METHODS: A cross-sectional analysis of older adults residing in traditional housing, community-based residential facilities (CBRFs), and nursing facilities using 3 data sources: the Medicare Current Beneficiary Survey (MCBS), 2008 and 2013; the Health and Retirement Study (HRS), 2008 and 2014; and the National Health and Aging Trends Study, 2011 and 2015. We calculated the age-standardized prevalence of older adults by setting, functional limitations, and comorbidities and tested for health characteristics changes relative to the baseline year (2002).

RESULTS: The proportion of older adults in traditional housing increased over time, relative to baseline (p < .05), while the proportion of older adults in CBRFs was unchanged. The proportion of nursing facility residents declined from 2002 to 2013 in the MCBS (p < .05). The prevalence of dementia and functional limitations among traditional housing residents increased, relative to the baseline year in the HRS and MCBS (p < .05).

DISCUSSION: The proportion of older adults residing in traditional housing is increasing, while the nursing facility population is decreasing. This change may not be due to better health; rather, older adults may be relying on noninstitutional LTSS.

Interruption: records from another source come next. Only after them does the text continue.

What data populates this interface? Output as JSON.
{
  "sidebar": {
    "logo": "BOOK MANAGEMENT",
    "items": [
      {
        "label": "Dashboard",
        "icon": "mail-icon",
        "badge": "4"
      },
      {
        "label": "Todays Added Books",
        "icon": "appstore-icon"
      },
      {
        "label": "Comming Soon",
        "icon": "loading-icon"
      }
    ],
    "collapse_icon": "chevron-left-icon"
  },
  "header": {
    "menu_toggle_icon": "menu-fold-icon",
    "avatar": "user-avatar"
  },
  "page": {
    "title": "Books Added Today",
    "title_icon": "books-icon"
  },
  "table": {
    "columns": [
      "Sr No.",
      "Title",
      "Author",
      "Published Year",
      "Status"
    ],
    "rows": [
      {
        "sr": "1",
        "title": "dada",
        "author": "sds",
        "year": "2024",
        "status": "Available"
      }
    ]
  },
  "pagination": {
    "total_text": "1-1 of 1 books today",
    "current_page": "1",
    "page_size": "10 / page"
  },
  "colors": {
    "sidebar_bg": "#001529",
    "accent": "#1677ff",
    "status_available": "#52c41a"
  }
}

Citation Key12246
PubMed ID33999126
Grant ListHHSP233201600021I / HH / HHS / United States